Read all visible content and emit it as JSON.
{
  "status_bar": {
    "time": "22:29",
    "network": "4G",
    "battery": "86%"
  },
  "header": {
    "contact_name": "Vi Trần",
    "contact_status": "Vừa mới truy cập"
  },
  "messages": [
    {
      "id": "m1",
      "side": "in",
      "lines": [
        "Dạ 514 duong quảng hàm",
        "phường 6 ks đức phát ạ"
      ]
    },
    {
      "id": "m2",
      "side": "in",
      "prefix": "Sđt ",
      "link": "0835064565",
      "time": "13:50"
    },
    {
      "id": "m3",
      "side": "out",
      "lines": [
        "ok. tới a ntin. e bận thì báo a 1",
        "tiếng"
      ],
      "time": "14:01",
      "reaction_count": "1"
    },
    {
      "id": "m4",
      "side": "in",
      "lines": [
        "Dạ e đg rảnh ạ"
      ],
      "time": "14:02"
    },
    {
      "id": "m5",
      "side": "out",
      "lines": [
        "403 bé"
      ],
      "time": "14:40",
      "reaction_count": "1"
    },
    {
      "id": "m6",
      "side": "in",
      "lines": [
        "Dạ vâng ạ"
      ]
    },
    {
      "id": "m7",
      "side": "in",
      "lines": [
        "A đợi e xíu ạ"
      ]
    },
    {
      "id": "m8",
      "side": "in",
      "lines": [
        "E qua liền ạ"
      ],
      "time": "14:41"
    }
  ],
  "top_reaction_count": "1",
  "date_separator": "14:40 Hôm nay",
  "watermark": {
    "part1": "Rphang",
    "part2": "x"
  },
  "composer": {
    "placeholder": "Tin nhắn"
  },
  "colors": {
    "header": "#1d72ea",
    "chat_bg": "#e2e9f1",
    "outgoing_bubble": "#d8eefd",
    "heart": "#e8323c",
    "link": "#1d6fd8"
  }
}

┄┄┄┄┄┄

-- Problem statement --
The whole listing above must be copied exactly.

-- Answer to this problem --
Read all visible content and emit it as JSON.
{
  "status_bar": {
    "time": "22:29",
    "network": "4G",
    "battery": "86%"
  },
  "header": {
    "contact_name": "Vi Trần",
    "contact_status": "Vừa mới truy cập"
  },
  "messages": [
    {
      "id": "m1",
      "side": "in",
      "lines": [
        "Dạ 514 duong quảng hàm",
        "phường 6 ks đức phát ạ"
      ]
    },
    {
      "id": "m2",
      "side": "in",
      "prefix": "Sđt ",
      "link": "0835064565",
      "time": "13:50"
    },
    {
      "id": "m3",
      "side": "out",
      "lines": [
        "ok. tới a ntin. e bận thì báo a 1",
        "tiếng"
      ],
      "time": "14:01",
      "reaction_count": "1"
    },
    {
      "id": "m4",
      "side": "in",
      "lines": [
        "Dạ e đg rảnh ạ"
      ],
      "time": "14:02"
    },
    {
      "id": "m5",
      "side": "out",
      "lines": [
        "403 bé"
      ],
      "time": "14:40",
      "reaction_count": "1"
    },
    {
      "id": "m6",
      "side": "in",
      "lines": [
        "Dạ vâng ạ"
      ]
    },
    {
      "id": "m7",
      "side": "in",
      "lines": [
        "A đợi e xíu ạ"
      ]
    },
    {
      "id": "m8",
      "side": "in",
      "lines": [
        "E qua liền ạ"
      ],
      "time": "14:41"
    }
  ],
  "top_reaction_count": "1",
  "date_separator": "14:40 Hôm nay",
  "watermark": {
    "part1": "Rphang",
    "part2": "x"
  },
  "composer": {
    "placeholder": "Tin nhắn"
  },
  "colors": {
    "header": "#1d72ea",
    "chat_bg": "#e2e9f1",
    "outgoing_bubble": "#d8eefd",
    "heart": "#e8323c",
    "link": "#1d6fd8"
  }
}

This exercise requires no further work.